== Records supplied
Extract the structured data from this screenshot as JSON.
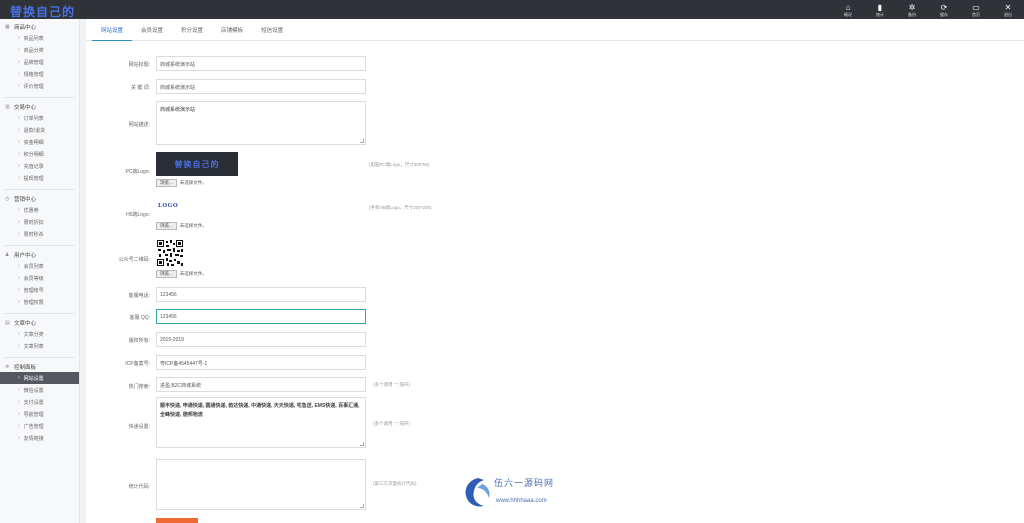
{
  "brand": "替换自己的",
  "topnav": [
    {
      "label": "概况",
      "icon": "home-icon",
      "glyph": "⌂"
    },
    {
      "label": "统计",
      "icon": "bar-chart-icon",
      "glyph": "▮"
    },
    {
      "label": "备份",
      "icon": "gear-icon",
      "glyph": "✲"
    },
    {
      "label": "缓存",
      "icon": "refresh-icon",
      "glyph": "⟳"
    },
    {
      "label": "首页",
      "icon": "monitor-icon",
      "glyph": "▭"
    },
    {
      "label": "退出",
      "icon": "close-icon",
      "glyph": "✕"
    }
  ],
  "sidebar": [
    {
      "title": "商品中心",
      "icon": "grid-icon",
      "items": [
        "商品列表",
        "商品分类",
        "品牌管理",
        "规格管理",
        "评价管理"
      ]
    },
    {
      "title": "交易中心",
      "icon": "chart-icon",
      "items": [
        "订单列表",
        "退款/退货",
        "资金明细",
        "积分明细",
        "充值记录",
        "提现管理"
      ]
    },
    {
      "title": "营销中心",
      "icon": "clock-icon",
      "items": [
        "优惠券",
        "限时折扣",
        "限时秒杀"
      ]
    },
    {
      "title": "用户中心",
      "icon": "user-icon",
      "items": [
        "会员列表",
        "会员等级",
        "管理帐号",
        "管理权限"
      ]
    },
    {
      "title": "文章中心",
      "icon": "document-icon",
      "items": [
        "文章分类",
        "文章列表"
      ]
    },
    {
      "title": "控制面板",
      "icon": "gear-icon",
      "items": [
        "网站设置",
        "微信设置",
        "支付设置",
        "导航管理",
        "广告管理",
        "友情链接"
      ]
    }
  ],
  "tabs": [
    "网站设置",
    "会员设置",
    "积分设置",
    "店铺模板",
    "短信设置"
  ],
  "form": {
    "site_title_label": "网站标题:",
    "site_title_value": "商城系统演示站",
    "keywords_label": "关 键 词:",
    "keywords_value": "商城系统演示站",
    "desc_label": "网站描述:",
    "desc_value": "商城系统演示站",
    "pc_logo_label": "PC端Logo:",
    "pc_logo_text": "替换自己的",
    "pc_logo_hint": "(电脑PC端Logo，尺寸300*55)",
    "h5_logo_label": "H5端Logo:",
    "h5_logo_text": "LOGO",
    "h5_logo_hint": "(手机H5端Logo，尺寸200*200)",
    "qr_label": "公众号二维码:",
    "browse_label": "浏览...",
    "no_file_label": "未选择文件。",
    "phone_label": "客服电话:",
    "phone_value": "123456",
    "qq_label": "客服 QQ:",
    "qq_value": "123456",
    "copyright_label": "版权所有:",
    "copyright_value": "2015-2019",
    "icp_label": "ICP备案号:",
    "icp_value": "粤ICP备4545447号-1",
    "hot_label": "热门搜索:",
    "hot_value": "进盈,B2C商城系统",
    "hot_hint": "(多个请用 \",\" 隔开)",
    "express_label": "快递设置:",
    "express_value": "顺丰快递, 申通快递, 圆通快递, 韵达快递, 中通快递, 天天快递, 宅急送, EMS快递, 百事汇通, 全峰快递, 德邦物流",
    "express_hint": "(多个请用 \",\" 隔开)",
    "stats_label": "统计代码:",
    "stats_value": "",
    "stats_hint": "(第三方流量统计代码)"
  },
  "watermark": {
    "line1": "伍六一源码网",
    "line2": "www.hhhhaaa.com"
  }
}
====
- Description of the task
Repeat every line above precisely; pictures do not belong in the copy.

- Problem solution
Extract the structured data from this screenshot as JSON.
{
  "brand": "替换自己的",
  "topnav": [
    {
      "label": "概况",
      "icon": "home-icon",
      "glyph": "⌂"
    },
    {
      "label": "统计",
      "icon": "bar-chart-icon",
      "glyph": "▮"
    },
    {
      "label": "备份",
      "icon": "gear-icon",
      "glyph": "✲"
    },
    {
      "label": "缓存",
      "icon": "refresh-icon",
      "glyph": "⟳"
    },
    {
      "label": "首页",
      "icon": "monitor-icon",
      "glyph": "▭"
    },
    {
      "label": "退出",
      "icon": "close-icon",
      "glyph": "✕"
    }
  ],
  "sidebar": [
    {
      "title": "商品中心",
      "icon": "grid-icon",
      "items": [
        "商品列表",
        "商品分类",
        "品牌管理",
        "规格管理",
        "评价管理"
      ]
    },
    {
      "title": "交易中心",
      "icon": "chart-icon",
      "items": [
        "订单列表",
        "退款/退货",
        "资金明细",
        "积分明细",
        "充值记录",
        "提现管理"
      ]
    },
    {
      "title": "营销中心",
      "icon": "clock-icon",
      "items": [
        "优惠券",
        "限时折扣",
        "限时秒杀"
      ]
    },
    {
      "title": "用户中心",
      "icon": "user-icon",
      "items": [
        "会员列表",
        "会员等级",
        "管理帐号",
        "管理权限"
      ]
    },
    {
      "title": "文章中心",
      "icon": "document-icon",
      "items": [
        "文章分类",
        "文章列表"
      ]
    },
    {
      "title": "控制面板",
      "icon": "gear-icon",
      "items": [
        "网站设置",
        "微信设置",
        "支付设置",
        "导航管理",
        "广告管理",
        "友情链接"
      ]
    }
  ],
  "tabs": [
    "网站设置",
    "会员设置",
    "积分设置",
    "店铺模板",
    "短信设置"
  ],
  "form": {
    "site_title_label": "网站标题:",
    "site_title_value": "商城系统演示站",
    "keywords_label": "关 键 词:",
    "keywords_value": "商城系统演示站",
    "desc_label": "网站描述:",
    "desc_value": "商城系统演示站",
    "pc_logo_label": "PC端Logo:",
    "pc_logo_text": "替换自己的",
    "pc_logo_hint": "(电脑PC端Logo，尺寸300*55)",
    "h5_logo_label": "H5端Logo:",
    "h5_logo_text": "LOGO",
    "h5_logo_hint": "(手机H5端Logo，尺寸200*200)",
    "qr_label": "公众号二维码:",
    "browse_label": "浏览...",
    "no_file_label": "未选择文件。",
    "phone_label": "客服电话:",
    "phone_value": "123456",
    "qq_label": "客服 QQ:",
    "qq_value": "123456",
    "copyright_label": "版权所有:",
    "copyright_value": "2015-2019",
    "icp_label": "ICP备案号:",
    "icp_value": "粤ICP备4545447号-1",
    "hot_label": "热门搜索:",
    "hot_value": "进盈,B2C商城系统",
    "hot_hint": "(多个请用 \",\" 隔开)",
    "express_label": "快递设置:",
    "express_value": "顺丰快递, 申通快递, 圆通快递, 韵达快递, 中通快递, 天天快递, 宅急送, EMS快递, 百事汇通, 全峰快递, 德邦物流",
    "express_hint": "(多个请用 \",\" 隔开)",
    "stats_label": "统计代码:",
    "stats_value": "",
    "stats_hint": "(第三方流量统计代码)"
  },
  "watermark": {
    "line1": "伍六一源码网",
    "line2": "www.hhhhaaa.com"
  }
}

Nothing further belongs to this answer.